Google's SECRET contracts: Android lock-in REVEALED!
Take it all - or you can't come inside to Play [<- see what we did there? *nudge nudge*]
Details of secret contracts that Google signs with phone manufacturers have become public for the first time, revealing the extent of the restrictions Google puts on Android smartphones.
In an email in 2011, a Google Android program manager injudiciously described the OS as a "club" to make phone makers "do what we want". But hard evidence has been lacking until now.
Many manufacturers, particularly in China, and most prominently Amazon in the West, use Android software without signing Google's Mobile Application Distribution Agreement (MADA). But that means they are locked out of Google's Play store and must source their own applications and find their own app store.

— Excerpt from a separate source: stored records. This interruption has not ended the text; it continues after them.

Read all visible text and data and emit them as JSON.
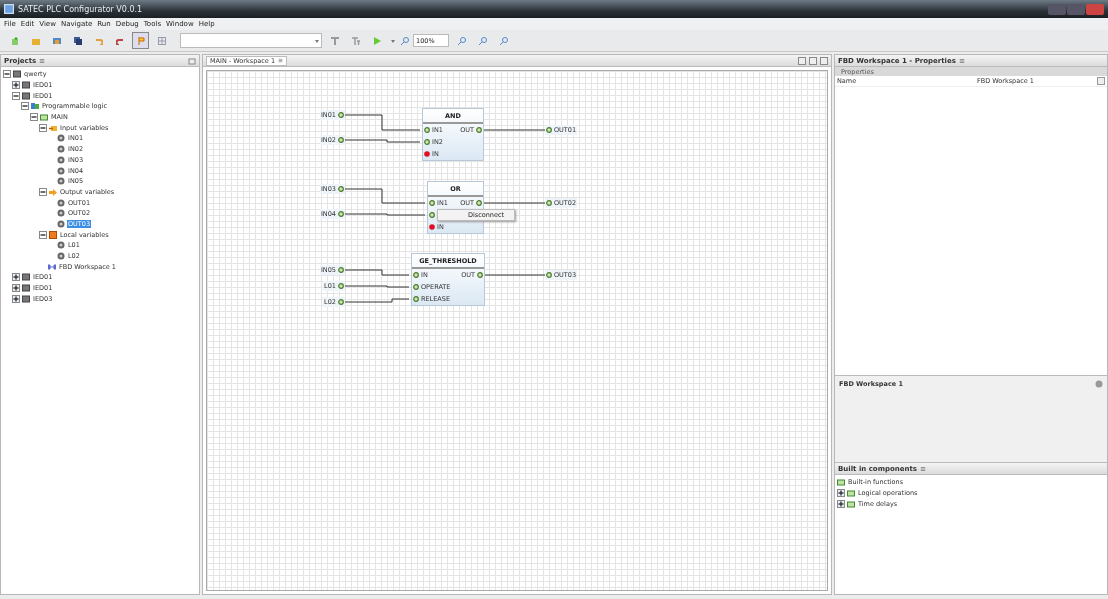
{
  "window": {
    "title": "SATEC PLC Configurator V0.0.1"
  },
  "menu": [
    "File",
    "Edit",
    "View",
    "Navigate",
    "Run",
    "Debug",
    "Tools",
    "Window",
    "Help"
  ],
  "toolbar": {
    "zoom": "100%"
  },
  "projects": {
    "title": "Projects",
    "tree": [
      {
        "label": "qwerty",
        "kind": "project",
        "expanded": true,
        "selected": false,
        "children": [
          {
            "label": "IED01",
            "kind": "device",
            "expanded": false,
            "selected": false
          },
          {
            "label": "IED01",
            "kind": "device",
            "expanded": true,
            "selected": false,
            "children": [
              {
                "label": "Programmable logic",
                "kind": "logic",
                "expanded": true,
                "selected": false,
                "children": [
                  {
                    "label": "MAIN",
                    "kind": "main",
                    "expanded": true,
                    "selected": false,
                    "children": [
                      {
                        "label": "Input variables",
                        "kind": "inputs",
                        "expanded": true,
                        "selected": false,
                        "children": [
                          {
                            "label": "IN01",
                            "kind": "variable",
                            "selected": false
                          },
                          {
                            "label": "IN02",
                            "kind": "variable",
                            "selected": false
                          },
                          {
                            "label": "IN03",
                            "kind": "variable",
                            "selected": false
                          },
                          {
                            "label": "IN04",
                            "kind": "variable",
                            "selected": false
                          },
                          {
                            "label": "IN05",
                            "kind": "variable",
                            "selected": false
                          }
                        ]
                      },
                      {
                        "label": "Output variables",
                        "kind": "outputs",
                        "expanded": true,
                        "selected": false,
                        "children": [
                          {
                            "label": "OUT01",
                            "kind": "variable",
                            "selected": false
                          },
                          {
                            "label": "OUT02",
                            "kind": "variable",
                            "selected": false
                          },
                          {
                            "label": "OUT03",
                            "kind": "variable",
                            "selected": true
                          }
                        ]
                      },
                      {
                        "label": "Local variables",
                        "kind": "locals",
                        "expanded": true,
                        "selected": false,
                        "children": [
                          {
                            "label": "L01",
                            "kind": "variable",
                            "selected": false
                          },
                          {
                            "label": "L02",
                            "kind": "variable",
                            "selected": false
                          }
                        ]
                      },
                      {
                        "label": "FBD Workspace 1",
                        "kind": "workspace",
                        "selected": false
                      }
                    ]
                  }
                ]
              }
            ]
          },
          {
            "label": "IED01",
            "kind": "device",
            "expanded": false,
            "selected": false
          },
          {
            "label": "IED01",
            "kind": "device",
            "expanded": false,
            "selected": false
          },
          {
            "label": "IED03",
            "kind": "device",
            "expanded": false,
            "selected": false
          }
        ]
      }
    ]
  },
  "editor": {
    "tab": "MAIN - Workspace 1",
    "groups": [
      {
        "sources": [
          "IN01",
          "IN02"
        ],
        "block": {
          "title": "AND",
          "inputs": [
            {
              "label": "IN1",
              "connected": true
            },
            {
              "label": "IN2",
              "connected": true
            },
            {
              "label": "IN",
              "connected": false
            }
          ],
          "output": "OUT"
        },
        "target": "OUT01"
      },
      {
        "sources": [
          "IN03",
          "IN04"
        ],
        "block": {
          "title": "OR",
          "inputs": [
            {
              "label": "IN1",
              "connected": true
            },
            {
              "connected": true
            },
            {
              "label": "IN",
              "connected": false
            }
          ],
          "output": "OUT"
        },
        "target": "OUT02",
        "menu": [
          "Disconnect"
        ]
      },
      {
        "sources": [
          "IN05",
          "L01",
          "L02"
        ],
        "block": {
          "title": "GE_THRESHOLD",
          "inputs": [
            {
              "label": "IN",
              "connected": true
            },
            {
              "label": "OPERATE",
              "connected": true
            },
            {
              "label": "RELEASE",
              "connected": true
            }
          ],
          "output": "OUT"
        },
        "target": "OUT03"
      }
    ]
  },
  "properties": {
    "title": "FBD Workspace 1 - Properties",
    "section": "Properties",
    "rows": [
      {
        "name": "Name",
        "value": "FBD Workspace 1"
      }
    ],
    "description": "FBD Workspace 1"
  },
  "components": {
    "title": "Built in components",
    "root": "Built-in functions",
    "children": [
      {
        "label": "Logical operations",
        "expanded": false
      },
      {
        "label": "Time delays",
        "expanded": false
      }
    ]
  }
}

The MADA requires the licensee to preload all Google apps, and even specifies where they should appear on the Android phone's home screen. Academic Ben Edelman, a professor at Harvard Business School who has been paid by both Google and Microsoft for his research, discovered two MADA contracts with HTC and Samsung, made public when they became trial exhibits in the Oracle vs Google lawsuit. The contracts were submitted to open court but are not available online through PACER.
"Google does not demand that smartphone manufacturers make Google the default search engine as a condition of using the Android operating system," Schmidt informed Congress in written testimony in 2011, affirming it three times under questioning.
"One of the greatest benefits of Android is that it fosters competition at every level of the mobile market—including among application developers. Google respects the freedom of manufacturers to choose which applications should be pre-loaded on Android devices. Google does not condition access to or use of Android on pre-installation of any Google applications or on making Google the default search engine," said Schmidt.
And while this would appear to be the case, it only applies if you provide no access to the Google playground whatsoever. It's all or nothing at all...
Is this really EVIL, though?
At issue is the question of tying – using dominance in one market to distort another. It arose in the Microsoft antitrust trials with complainants demanding a version of Windows without Internet Explorer or Windows Media Player. At one stage during proceedings, Microsoft "complied" by producing a demonstration Windows that wouldn't boot.
But not all bundling is bad for the consumer, Edelman points out.
"Some ties yield useful efficiencies, and not all ties reduce welfare. But Google's use of tying gives it a leg up in numerous markets that would otherwise enjoy vibrant competition. Given Google's dominance in so many sectors, this practice deserves a closer look," he opines.
And there are downsides for Google in the long term, he argues:
"Suppose consumers understood that Google uses tying and full-line-forcing to prevent manufacturers from offering phones with alternative apps, which could drive down phone prices. Then consumers would be angry and would likely make their complaints known both to regulators and to phone manufacturers.
"Instead, Google makes the ubiquitous presence of Google apps and the virtual absence of competitors look like a market outcome, falsely suggesting that no one actually wants to have or distribute competing apps."
Edelman first came to prominence seeking legal protection for web filters. He has researched privacy and spyware and click fraud. A summary of the details and further analysis can be found here. ®
Sponsored: What next after Netezza?